Kamloops residential school discovery: What answers lie in religious archives?
VANCOUVER -- The Royal B.C. Museum is giving some insight into what information exists in the religious archives of the former Kamloops Indian Residential School.
Genevieve Webber is the museum’s acting head of archives and has been processing records from the Oblates of Mary Immaculate, the missionary group that operated the school as part of the Catholic Church.
Webber says the archives were acquired “a couple of years ago.” Previously, the records were stored in an archive run by the oblates in Vancouver.
“When the oblates began to centralize their operations, they began to divest themselves of their records by donating them to appropriate public archives across the country,” Webber told CTV News Vancouver.
She says there are four other locations across the country with archives from the oblates, but B.C. has the bulk of the material.
In fact, Webber says the museum has “about 250 bankers’ boxes” full of records. Those include official government documents, letters, correspondence, daily journals, diaries and reports.
“Some of the records are written in cursive and some people had very good handwriting and some didn’t,” Webber said, adding she is “very adept” at reading the script.
In addition to written items, the museum also has maps and plans of the sites and the buildings, photographs and sound recordings.
The key question is whether the archives contain any records of deaths or burials at the site of the school. Officially, there were 51 deaths recorded. The Tk’emlúps te Secwépemc First Nation believes the deaths of the 215 children it recently found buried in unmarked graves were never documented.
“The community has reached out and asked us to look for any records that might indicate deaths or burials at the school and we haven’t found any records that explicitly talk about deaths and burials,” Webber said.
Even though archivists have not finished searching through the documents, Webber believes that kind of information won’t be found at all.
“We are not expecting to find explicit mention of all of the deaths, as in our research so far, it doesn’t seem like records exist that speak directly to that,” she said. “But, we do expect to have a better understanding of the conditions and what may have happened to some of the children.”
It’s likely any additional records of deaths and burials – if they ever existed – were either lost or destroyed.
“That's quite common with the state of some of the buildings. There were floods and fires and all sorts of reasons why some records did not survive,” Webber said.
WHAT DO THE ARCHIVES SAY?
Webber believes the documents will give an insight into the “conditions of life at the schools.” That could include evidence of disease outbreaks like measles, as well as the conditions of the buildings where the children lived.
According to information already recorded by the National Centre for Truth and Reconciliation, in 1910, the school’s principal said that the government did not provide enough money to feed the students properly.

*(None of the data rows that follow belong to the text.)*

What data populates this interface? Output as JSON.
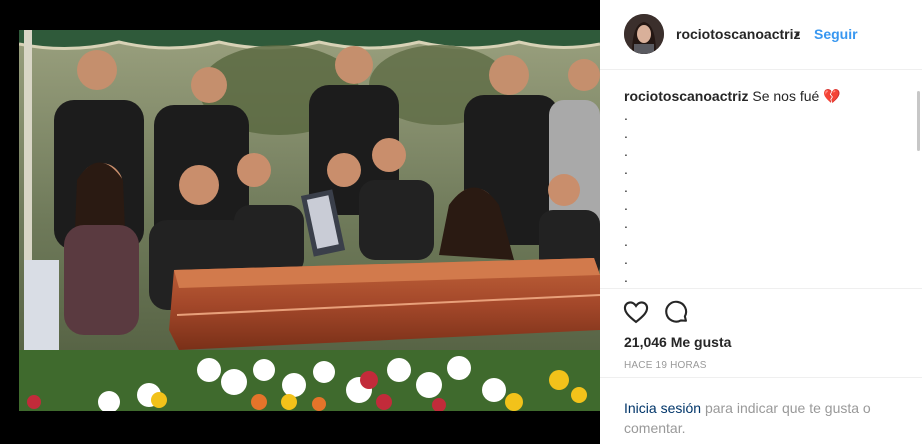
{
  "post": {
    "username": "rociotoscanoactriz",
    "separator": "•",
    "follow_label": "Seguir",
    "caption_user": "rociotoscanoactriz",
    "caption_text": "Se nos fué 💔",
    "caption_dots": [
      ".",
      ".",
      ".",
      ".",
      ".",
      ".",
      ".",
      ".",
      ".",
      "."
    ],
    "likes_count": "21,046",
    "likes_label": "Me gusta",
    "timestamp": "HACE 19 HORAS",
    "login_link": "Inicia sesión",
    "login_text": "para indicar que te gusta o comentar."
  },
  "icons": {
    "like": "heart-icon",
    "comment": "comment-icon"
  },
  "colors": {
    "link_blue": "#3897f0",
    "login_link": "#003569",
    "muted": "#999999",
    "text": "#262626"
  }
}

In 1924, a portion of the school was destroyed by fire.
Webber says the documents also include information about the missionary work that the oblates did in the surrounding communities.
“There’s information that speaks to the conditions in general for the Indigenous people of that region at various points in time over the past 150 or so years,” she said. “It also speaks to the relationship between the Department of Indian Affairs and the school itself, as there’s a lot of letters and communication and reports back and forth between those two entities.”
The museum is in the process of digitizing the documents, which is happening with the assistance of UBC’s Indian Residential School History and Dialogue Centre.
“They have wonderful technology and the capability to safely store electronic records and share them in a way that can keep them restricted and private so that only the community members have access to them,” Webber said.
The first findings will be shared with the Tk’emlúps te Secwépemc First Nation in the coming weeks. Webber says it will then be up to the nation to decide what information will be made public.
If you are a former residential school student in distress, or have been affected by the residential school system and need help, you can contact the 24-hour Indian Residential Schools Crisis Line: 1-866-925-4419
Additional mental-health support and resources for Indigenous people are available here.